Several technology companies are investigating DNA data storage, including Microsoft Research, which announced in May it would commission Twist Bioscience to manufacture 10 million DNA strands designed by Microsoft researchers to store data.
"We're producing a lot more data than the storage industry is producing devices for, and projections show that this gap is expected to widen," says Microsoft's Karin Strauss.
Theoretically, DNA can store billions of gigabytes of data in the volume of a sugar crystal, which can last centuries if kept cold and dry. Data can be written by synthesizing designer DNA strands, while sequencing them reads the data, according to researchers.
At the ACM conference on Architectural Support for Programming Languages and Operating Systems (ASPLOS 2016) in April, Strauss and University of Washington scientists Georg Seelig and Luis Ceze presented research detailing how they wrote three image files, each a few tens of kilobytes in size, in 40,000 DNA strands using their own encoding scheme, and then read them individually with no errors.
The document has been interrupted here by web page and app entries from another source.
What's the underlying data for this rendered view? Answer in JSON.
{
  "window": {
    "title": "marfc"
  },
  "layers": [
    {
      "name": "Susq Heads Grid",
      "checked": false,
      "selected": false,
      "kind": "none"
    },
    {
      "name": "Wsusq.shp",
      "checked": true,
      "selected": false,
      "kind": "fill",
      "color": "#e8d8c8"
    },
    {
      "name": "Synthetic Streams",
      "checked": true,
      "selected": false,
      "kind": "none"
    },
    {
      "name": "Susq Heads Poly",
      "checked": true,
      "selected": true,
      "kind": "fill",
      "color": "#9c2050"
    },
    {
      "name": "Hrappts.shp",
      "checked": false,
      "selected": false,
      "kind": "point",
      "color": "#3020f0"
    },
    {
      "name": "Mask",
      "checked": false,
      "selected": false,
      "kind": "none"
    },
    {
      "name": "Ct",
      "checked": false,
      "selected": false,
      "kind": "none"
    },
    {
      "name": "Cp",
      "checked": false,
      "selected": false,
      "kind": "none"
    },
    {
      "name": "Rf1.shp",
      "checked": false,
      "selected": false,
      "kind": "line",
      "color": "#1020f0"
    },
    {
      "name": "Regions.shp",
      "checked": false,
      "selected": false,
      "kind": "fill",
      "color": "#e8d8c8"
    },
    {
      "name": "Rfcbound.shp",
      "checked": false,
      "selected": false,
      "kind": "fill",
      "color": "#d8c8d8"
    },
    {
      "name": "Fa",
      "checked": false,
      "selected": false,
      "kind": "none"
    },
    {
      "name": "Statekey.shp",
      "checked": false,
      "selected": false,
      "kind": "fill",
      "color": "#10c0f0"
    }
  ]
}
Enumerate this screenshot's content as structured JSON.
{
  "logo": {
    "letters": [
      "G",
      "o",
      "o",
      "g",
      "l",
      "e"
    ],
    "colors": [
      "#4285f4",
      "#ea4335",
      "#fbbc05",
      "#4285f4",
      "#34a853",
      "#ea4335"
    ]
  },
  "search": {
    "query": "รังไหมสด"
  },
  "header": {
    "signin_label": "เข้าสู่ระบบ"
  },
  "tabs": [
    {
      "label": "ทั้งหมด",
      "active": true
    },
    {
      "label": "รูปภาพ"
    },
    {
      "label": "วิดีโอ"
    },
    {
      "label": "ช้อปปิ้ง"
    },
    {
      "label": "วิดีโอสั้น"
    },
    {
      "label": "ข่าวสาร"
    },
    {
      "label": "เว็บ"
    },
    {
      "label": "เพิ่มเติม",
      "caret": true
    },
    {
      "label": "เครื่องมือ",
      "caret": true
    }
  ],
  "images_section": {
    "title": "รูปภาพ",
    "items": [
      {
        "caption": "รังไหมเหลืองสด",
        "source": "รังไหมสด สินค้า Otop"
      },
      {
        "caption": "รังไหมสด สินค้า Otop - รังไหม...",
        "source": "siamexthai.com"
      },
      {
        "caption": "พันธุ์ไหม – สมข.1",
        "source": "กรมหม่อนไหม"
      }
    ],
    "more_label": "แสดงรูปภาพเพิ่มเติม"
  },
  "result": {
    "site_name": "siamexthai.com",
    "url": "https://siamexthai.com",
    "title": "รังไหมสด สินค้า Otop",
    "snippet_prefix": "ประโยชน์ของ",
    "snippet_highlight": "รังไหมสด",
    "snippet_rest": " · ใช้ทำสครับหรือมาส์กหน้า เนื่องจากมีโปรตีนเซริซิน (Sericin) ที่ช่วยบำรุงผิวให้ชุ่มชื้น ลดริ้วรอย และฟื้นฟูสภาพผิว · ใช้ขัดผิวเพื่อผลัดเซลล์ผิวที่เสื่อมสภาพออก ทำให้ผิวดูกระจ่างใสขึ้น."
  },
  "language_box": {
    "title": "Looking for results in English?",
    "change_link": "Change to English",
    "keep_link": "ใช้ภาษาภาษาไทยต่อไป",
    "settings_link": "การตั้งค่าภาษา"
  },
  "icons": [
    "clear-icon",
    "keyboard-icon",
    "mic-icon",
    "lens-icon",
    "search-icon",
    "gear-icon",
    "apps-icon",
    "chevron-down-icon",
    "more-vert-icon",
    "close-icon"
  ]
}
The Twist Bioscience project is an attempt to prove DNA data storage can work on a bigger scale.
Meanwhile, Micron Technology is investigating DNA as a post-silicon data storage material that is error-free, but most experts agree the cost of writing data to DNA is still prohibitive.
From Scientific American
View Full Article
Abstracts Copyright © 2016 Information Inc., Bethesda, Maryland, USA
No entries found